One of the key factors that separates humans from animals is our ability to collaborate and coordinate ourselves to achieve a common goal. Human beings are not the fastest or strongest animals – we also lack furs, claws, or teeth to survive alone in the woods. However, our intelligence has been instrumental in helping us combine resources to be on the very top of the value chain.
However, as our groups get larger, it becomes increasingly more difficult to manage cooperation between people who often end up developing conflicting interests and ideas. It is much easier to coordinate 4 people towards a common goal than it is to coordinate 4000 people towards the same goal. In fact, many social studies have highlighted the challenges of coordinate large groups as follows:
3 Challenges that organizations face as they scale up
- Coordination Costs
Coordination costs, an offshoot of transaction cost economics maintain that one of the key costs that organizations incur is the need to keep all stakeholders united towards a common purpose. In effective coordination often results in missed opportunities, wasted revenue, and redundant processes. For instance, Marshall L. Fisher, professor of operations and information management at Wharton in his 2006 paper titled “What Is the Right Supply Chain for Your Product?” observes that “poor coordination among supply chain partners was wasting $30 billion annually. Supply chains in many other industries suffer from an excess of products and a shortage of others owing to an inability to predict demand.”
- Motivation costs
Motivation simply refers to the will to work; however, the performance of people in an organization is often a function of their abilities and the kind of motivation they get. At the magical Dunbar’s number of 150, organizations start seeing employees having a “us” VS “them” mentality in relation to management. Employees start to lose their motivation when they stop feeling like an indispensable part of an organization.
- Relational loss
Relational loss for an organization is similar to motivational costs in that individuals in larger teams tend to perform worse that individuals that work out of small teams. Unfortunately, as an organization gets bigger, it runs the risk of seeing a disconnect between its leadership/management and its employees/foot soldiers. In fact, social loafing predicts that people will start to exert less effort to reach a goal when they are part of a group then when they work alone.
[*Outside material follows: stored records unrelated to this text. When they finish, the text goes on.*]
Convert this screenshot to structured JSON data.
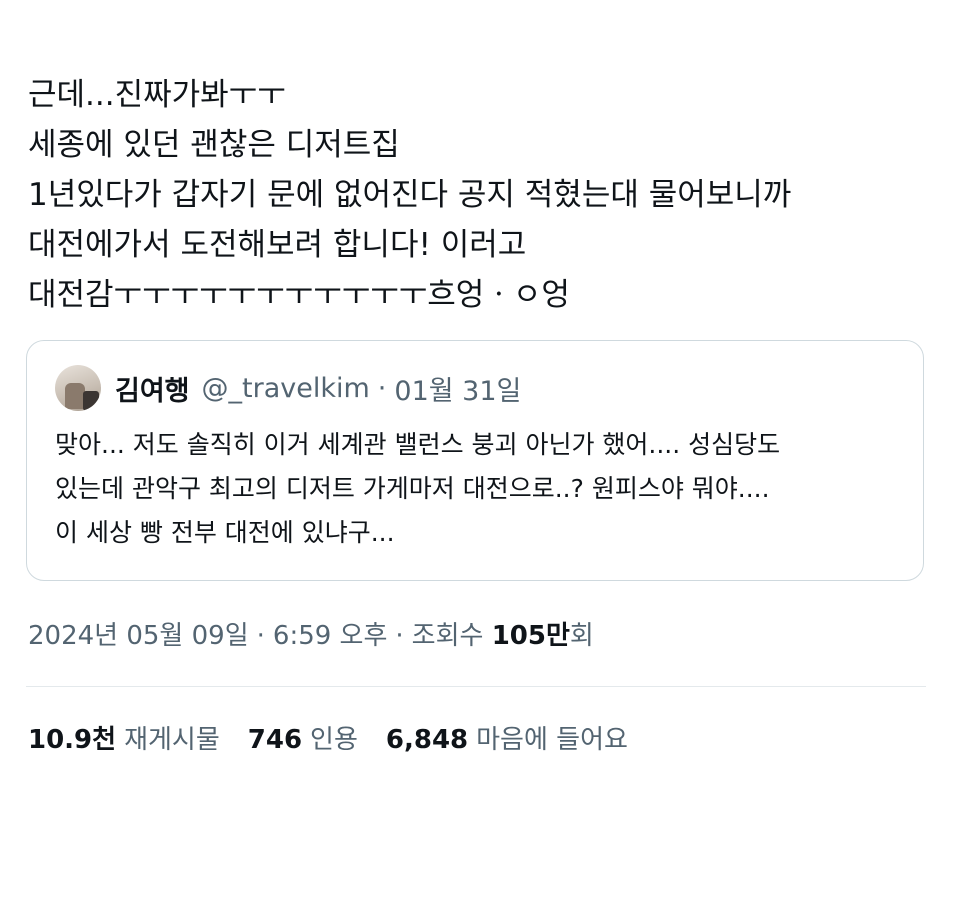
{
  "tweet": {
    "lines": [
      "근데...진짜가봐ㅜㅜ",
      "세종에 있던 괜찮은 디저트집",
      "1년있다가 갑자기 문에 없어진다 공지 적혔는대 물어보니까",
      "대전에가서 도전해보려 합니다! 이러고",
      "대전감ㅜㅜㅜㅜㅜㅜㅜㅜㅜㅜㅜ흐엉ㆍㅇ엉"
    ]
  },
  "quote": {
    "name": "김여행",
    "handle": "@_travelkim",
    "dot": "·",
    "date": "01월 31일",
    "lines": [
      "맞아... 저도 솔직히 이거 세계관 밸런스 붕괴 아닌가 했어.... 성심당도",
      "있는데 관악구 최고의 디저트 가게마저 대전으로..? 원피스야 뭐야....",
      "이 세상 빵 전부 대전에 있냐구..."
    ]
  },
  "meta": {
    "date": "2024년 05월 09일",
    "time": "6:59 오후",
    "sep": "·",
    "views_label": "조회수",
    "views_num": "105만",
    "views_suffix": "회"
  },
  "stats": {
    "reposts_num": "10.9천",
    "reposts_label": "재게시물",
    "quotes_num": "746",
    "quotes_label": "인용",
    "likes_num": "6,848",
    "likes_label": "마음에 들어요"
  },
  "colors": {
    "text": "#0f1419",
    "secondary": "#536471",
    "border": "#cfd9de"
  }
}
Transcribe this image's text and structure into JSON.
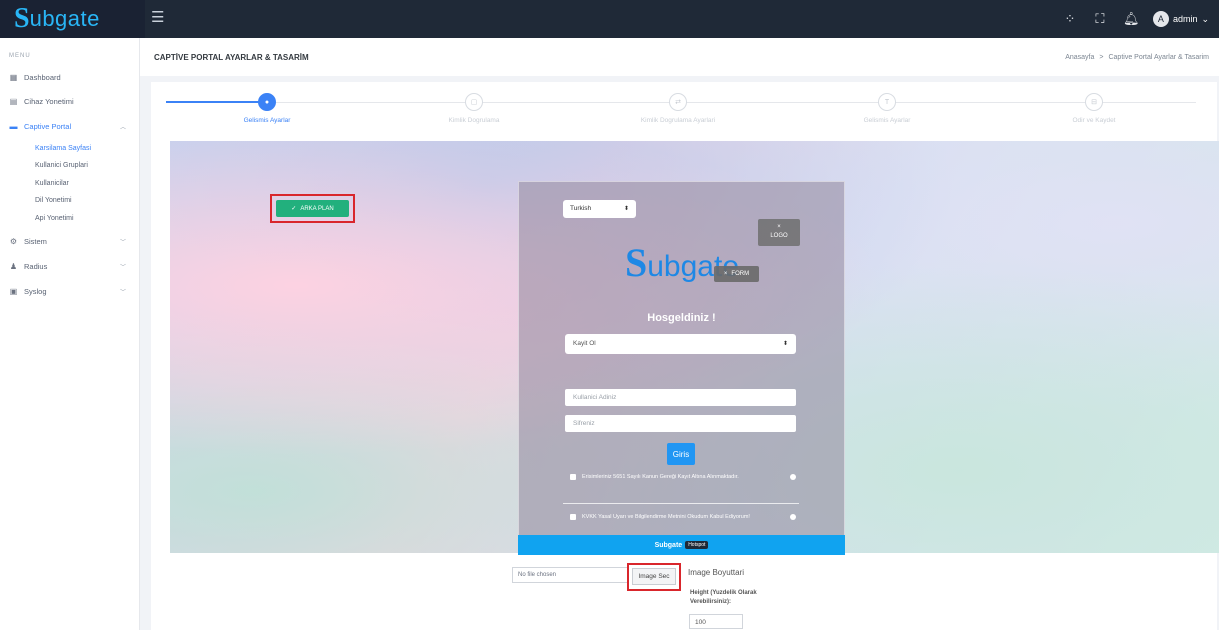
{
  "brand": {
    "s": "S",
    "rest": "ubgate"
  },
  "topbar": {
    "menu_icon": "hamburger-icon",
    "apps_icon": "apps-grid-icon",
    "fullscreen_icon": "fullscreen-icon",
    "bell_icon": "bell-icon",
    "user_initial": "A",
    "user_name": "admin",
    "user_caret": "⌄"
  },
  "sidebar": {
    "title": "MENU",
    "items": [
      {
        "label": "Dashboard",
        "icon": "dashboard-icon"
      },
      {
        "label": "Cihaz Yonetimi",
        "icon": "device-icon"
      },
      {
        "label": "Captive Portal",
        "icon": "monitor-icon"
      },
      {
        "label": "Sistem",
        "icon": "gear-icon"
      },
      {
        "label": "Radius",
        "icon": "user-icon"
      },
      {
        "label": "Syslog",
        "icon": "log-icon"
      }
    ],
    "sub_items": [
      {
        "label": "Karsilama Sayfasi"
      },
      {
        "label": "Kullanici Gruplari"
      },
      {
        "label": "Kullanicilar"
      },
      {
        "label": "Dil Yonetimi"
      },
      {
        "label": "Api Yonetimi"
      }
    ]
  },
  "page": {
    "title": "CAPTİVE PORTAL AYARLAR & TASARİM",
    "breadcrumb": [
      "Anasayfa",
      "Captive Portal Ayarlar & Tasarim"
    ],
    "breadcrumb_sep": ">"
  },
  "wizard": {
    "steps": [
      {
        "label": "Gelismis Ayarlar",
        "icon": "●"
      },
      {
        "label": "Kimlik Dogrulama",
        "icon": "▢"
      },
      {
        "label": "Kimlik Dogrulama Ayarlari",
        "icon": "⇄"
      },
      {
        "label": "Gelismis Ayarlar",
        "icon": "T"
      },
      {
        "label": "Odir ve Kaydet",
        "icon": "⊟"
      }
    ]
  },
  "preview": {
    "arka_plan_label": "ARKA PLAN",
    "arka_plan_check": "✓",
    "language": "Turkish",
    "logo_chip_x": "×",
    "logo_chip_label": "LOGO",
    "logo_s": "S",
    "logo_rest": "ubgate",
    "form_chip_x": "×",
    "form_chip_label": "FORM",
    "welcome": "Hosgeldiniz !",
    "select_value": "Kayit Ol",
    "username_placeholder": "Kullanici Adiniz",
    "password_placeholder": "Sifreniz",
    "login_button": "Giris",
    "consent_1": "Erisimleriniz 5651 Sayılı Kanun Gereği Kayıt Altına Alınmaktadır.",
    "consent_2": "KVKK Yasal Uyarı ve Bilgilendirme Metnini Okudum Kabul Ediyorum!",
    "footer_brand": "Subgate",
    "footer_tag": "Hotspot",
    "select_caret": "⬍"
  },
  "controls": {
    "file_placeholder": "No file chosen",
    "image_button": "Image Sec",
    "image_size_title": "Image Boyuttari",
    "height_label": "Height (Yuzdelik Olarak Verebilirsiniz):",
    "height_value": "100"
  }
}
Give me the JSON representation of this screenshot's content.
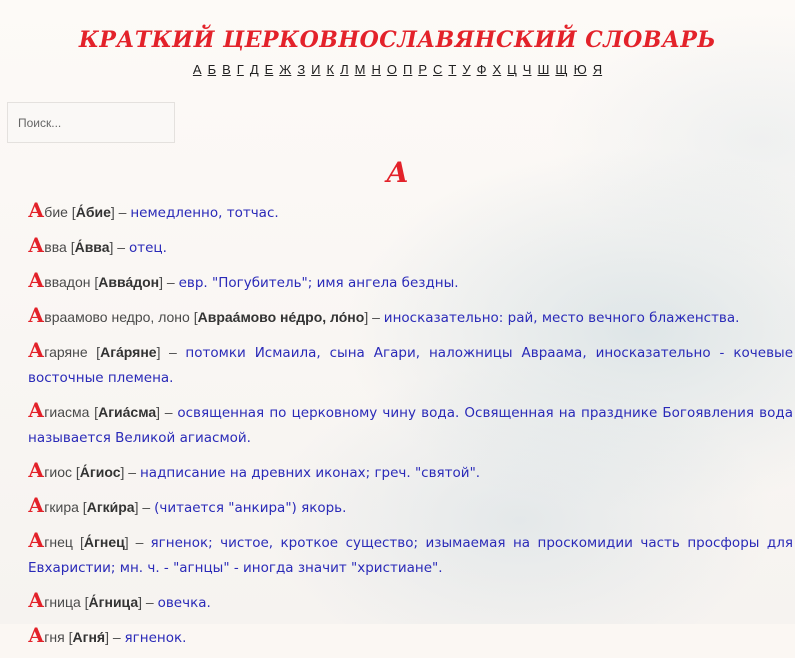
{
  "site": {
    "title": "КРАТКИЙ ЦЕРКОВНОСЛАВЯНСКИЙ СЛОВАРЬ",
    "alphabet": [
      "А",
      "Б",
      "В",
      "Г",
      "Д",
      "Е",
      "Ж",
      "З",
      "И",
      "К",
      "Л",
      "М",
      "Н",
      "О",
      "П",
      "Р",
      "С",
      "Т",
      "У",
      "Ф",
      "Х",
      "Ц",
      "Ч",
      "Ш",
      "Щ",
      "Ю",
      "Я"
    ]
  },
  "search": {
    "placeholder": "Поиск..."
  },
  "section": {
    "letter": "А"
  },
  "colors": {
    "accent_red": "#e3222a",
    "definition_blue": "#2a2ab8"
  },
  "entries": [
    {
      "cap": "А",
      "rest": "бие",
      "accent": "А́бие",
      "def": "немедленно, тотчас."
    },
    {
      "cap": "А",
      "rest": "вва",
      "accent": "А́вва",
      "def": "отец."
    },
    {
      "cap": "А",
      "rest": "ввадон",
      "accent": "Авва́дон",
      "def": "евр. \"Погубитель\"; имя ангела бездны."
    },
    {
      "cap": "А",
      "rest": "враамово недро, лоно",
      "accent": "Авраа́мово не́дро, ло́но",
      "def": "иносказательно: рай, место вечного блаженства."
    },
    {
      "cap": "А",
      "rest": "гаряне",
      "accent": "Ага́ряне",
      "def": "потомки Исмаила, сына Агари, наложницы Авраама, иносказательно - кочевые восточные племена."
    },
    {
      "cap": "А",
      "rest": "гиасма",
      "accent": "Агиа́сма",
      "def": "освященная по церковному чину вода. Освященная на празднике Богоявления вода называется Великой агиасмой."
    },
    {
      "cap": "А",
      "rest": "гиос",
      "accent": "А́гиос",
      "def": "надписание на древних иконах; греч. \"святой\"."
    },
    {
      "cap": "А",
      "rest": "гкира",
      "accent": "Агки́ра",
      "def": "(читается \"анкира\") якорь."
    },
    {
      "cap": "А",
      "rest": "гнец",
      "accent": "А́гнец",
      "def": "ягненок; чистое, кроткое существо; изымаемая на проскомидии часть просфоры для Евхаристии; мн. ч. - \"агнцы\" - иногда значит \"христиане\"."
    },
    {
      "cap": "А",
      "rest": "гница",
      "accent": "А́гница",
      "def": "овечка."
    },
    {
      "cap": "А",
      "rest": "гня",
      "accent": "Агня́",
      "def": "ягненок."
    }
  ]
}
Using blockchain technology to run organizations without a C-Suite
As much as it is interesting to watch the bull/bear market run of cryptocurrencies, business executives across different industries must start paying attention to the potential disruption that blockchain can bring to organograms through DAOs. A DAO is simply a decentralized autonomous organization which is capable of running effectively through the use of smart contracts encoded on blockchain technology.
DAOstack is offering businesses a blockchain-based platform to run their operations effectively without necessarily needing to have a CEO or a C-Suite. DAOstack bills itself as a toolkit for exponential organizations that want to explore the possibilities of building a thriving DAO ecosystem. DAOstack wants to set up shop as the WordPress of blockchains by giving companies the tools to create a DAO without spending much time writing code from scratch. DAOstack is positioning itself as a tool for different kinds of organizations but its biggest use cases are for large-scale organizations. Hence, enterprise clients can leverage its modular governance plug-ins to create different entities on an as-needed basis.
DAOstack is uniquely positioned to power the DAO economy with stack categorization of its process. The fact that contributors on DAOs built on DAOstack platform will be incentivized through its token economy also helps to promote the platform as a tool for decentralized collaboration.
The DAO economy has the potential to birth new organizations that will change the course of history in much the same way that internet-based organizations such as Facebook, Amazon, and Google changed the world. For one, decentralized decision-making in organizations will birth new types of structures that makes it easy for the wisdom of the crowd to shine as opposed to the current model where it is hard to judge if people have the best interest of the company at heart.